UC Davis and Cornell University take advantage of their ripe location in providing this major. As <a href="http://grapesandwine.cals.cornell.edu/cals/grapesandwine/undergraduate/index.cfm" target="_hplink">Cornell's website </a>explains, "Due to rapid growth in the region's wine industry, there simply aren't enough people qualified to manage vineyards and run wineries," while <a href="http://wineserver.ucdavis.edu/" target="_hplink">UC Davis</a> states that the University of California has had this sort of program for over 100 years.
Acknowledging the significance of comic books in modern society, <a href="http://mcad.edu/academic-programs/comic-art" target="_hplink">Minneapolis College of Art and Design </a>offers a B.F.A in Comic Art. Students in the program study "line, color, and composition, as well as character development, storyboarding, and plot." Future careers include: Cartoonist, Comic Editor, Comic Illustrator, Comic Writer, Penciler, Colorist, Letterer, Inker
Bowling Industry Management and Technology
At Vincennes University in Indiana, the laboratory is substituted for a bowling center. According to the school's <a href="http://www.vinu.edu/content/bowling-industry-management-and-technology" target="_hplink">website</a>, the major is intended to prepare students for "management of a bowling center, sales and marketing, pro shop operations, and pinsetter mechanics."

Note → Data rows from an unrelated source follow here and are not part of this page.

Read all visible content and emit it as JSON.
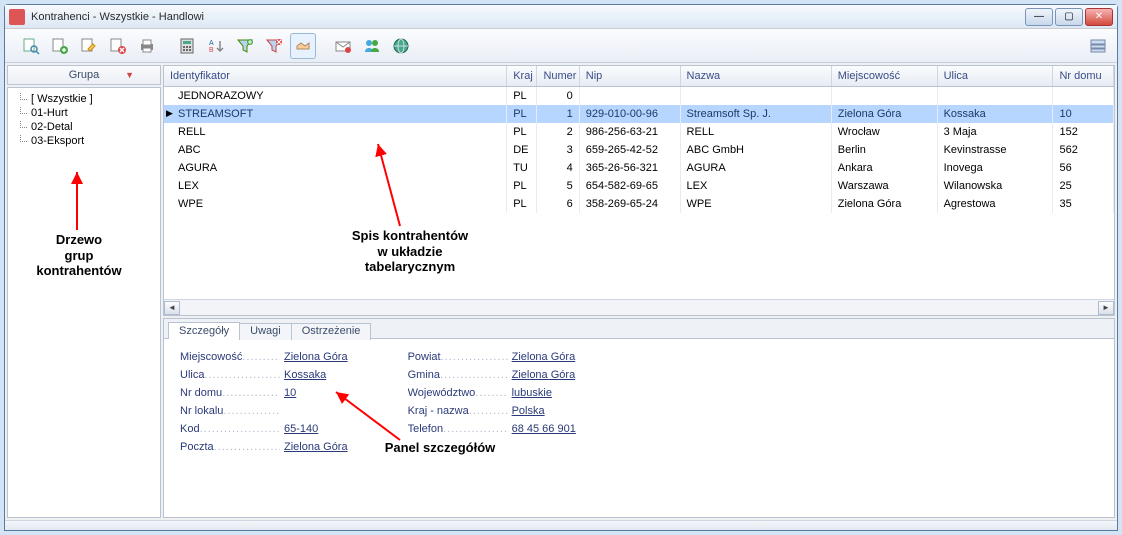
{
  "window": {
    "title": "Kontrahenci - Wszystkie - Handlowi"
  },
  "sidebar": {
    "header": "Grupa",
    "items": [
      {
        "label": "[ Wszystkie ]"
      },
      {
        "label": "01-Hurt"
      },
      {
        "label": "02-Detal"
      },
      {
        "label": "03-Eksport"
      }
    ]
  },
  "grid": {
    "columns": [
      "Identyfikator",
      "Kraj",
      "Numer",
      "Nip",
      "Nazwa",
      "Miejscowość",
      "Ulica",
      "Nr domu"
    ],
    "rows": [
      {
        "id": "JEDNORAZOWY",
        "kraj": "PL",
        "nr": "0",
        "nip": "",
        "nazwa": "",
        "miejsc": "",
        "ulica": "",
        "dom": ""
      },
      {
        "id": "STREAMSOFT",
        "kraj": "PL",
        "nr": "1",
        "nip": "929-010-00-96",
        "nazwa": "Streamsoft Sp. J.",
        "miejsc": "Zielona Góra",
        "ulica": "Kossaka",
        "dom": "10",
        "selected": true
      },
      {
        "id": "RELL",
        "kraj": "PL",
        "nr": "2",
        "nip": "986-256-63-21",
        "nazwa": "RELL",
        "miejsc": "Wrocław",
        "ulica": "3 Maja",
        "dom": "152"
      },
      {
        "id": "ABC",
        "kraj": "DE",
        "nr": "3",
        "nip": "659-265-42-52",
        "nazwa": "ABC GmbH",
        "miejsc": "Berlin",
        "ulica": "Kevinstrasse",
        "dom": "562"
      },
      {
        "id": "AGURA",
        "kraj": "TU",
        "nr": "4",
        "nip": "365-26-56-321",
        "nazwa": "AGURA",
        "miejsc": "Ankara",
        "ulica": "Inovega",
        "dom": "56"
      },
      {
        "id": "LEX",
        "kraj": "PL",
        "nr": "5",
        "nip": "654-582-69-65",
        "nazwa": "LEX",
        "miejsc": "Warszawa",
        "ulica": "Wilanowska",
        "dom": "25"
      },
      {
        "id": "WPE",
        "kraj": "PL",
        "nr": "6",
        "nip": "358-269-65-24",
        "nazwa": "WPE",
        "miejsc": "Zielona Góra",
        "ulica": "Agrestowa",
        "dom": "35"
      }
    ]
  },
  "detail": {
    "tabs": [
      "Szczegóły",
      "Uwagi",
      "Ostrzeżenie"
    ],
    "left": [
      {
        "label": "Miejscowość",
        "value": "Zielona Góra"
      },
      {
        "label": "Ulica",
        "value": "Kossaka"
      },
      {
        "label": "Nr domu",
        "value": "10"
      },
      {
        "label": "Nr lokalu",
        "value": ""
      },
      {
        "label": "Kod",
        "value": "65-140"
      },
      {
        "label": "Poczta",
        "value": "Zielona Góra"
      }
    ],
    "right": [
      {
        "label": "Powiat",
        "value": "Zielona Góra"
      },
      {
        "label": "Gmina",
        "value": "Zielona Góra"
      },
      {
        "label": "Województwo",
        "value": "lubuskie"
      },
      {
        "label": "Kraj - nazwa",
        "value": "Polska"
      },
      {
        "label": "Telefon",
        "value": "68 45 66 901"
      }
    ]
  },
  "annotations": {
    "tree": "Drzewo\ngrup\nkontrahentów",
    "grid": "Spis kontrahentów\nw układzie\ntabelarycznym",
    "panel": "Panel szczegółów"
  }
}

<a href="http://www.cmu.edu/about/history/index.shtml" target="_hplink">Andrew Carnegie</a> did not neglect to honor his Scottish roots when he established Carnegie Mellon University in Pittsburgh, PA in 1900. Since the early 1990s, the school has offered a degree in bagpipes. In an interview with the <a href="http://www.nytimes.com/1990/07/15/style/campus-life-carnegie-mellon-a-different-beat-when-bagpiping-becomes-a-major.html" target="_hplink"><em>New York Times</em></a> in 1990, Marilyn Taft Thomas, head of Carnegie Mellon's music department stated, "The entire tradition of campus has been to have celebratory bagpiping. It just makes sense for us to acknowledge bagpipes as a legitimate musical instrument."
Bakery Science and Management
In this major, available at <a href="http://www.ag.ksu.edu/p.aspx?tabid=876" target="_hplink">Kansas State University</a>, students not only take classes in baking and cereal science, milling, flour and dough testing, but also in math, science, and microbiology. The program falls under the larger College of Agriculture, and is listed among other unique majors offered within the College, such as <a href="http://www.ag.ksu.edu/p.aspx?tabid=995" target="_hplink">Wildlife and Outdoor Enterprise Management</a> or <a href="http://www.ag.ksu.edu/p.aspx?tabid=882" target="_hplink">Park Management and Conservation</a>.
Video Game Design
Video game fanatics can live out their dream at certain colleges by majoring in video game design. The major can be found at a plethora of different universities, with schools as prestigious as such<a href="http://cinema.usc.edu/degrees/minor/videogame.cfm" target="_hplink"> University of Southern California </a>providing a minor in Video Game Design & Management.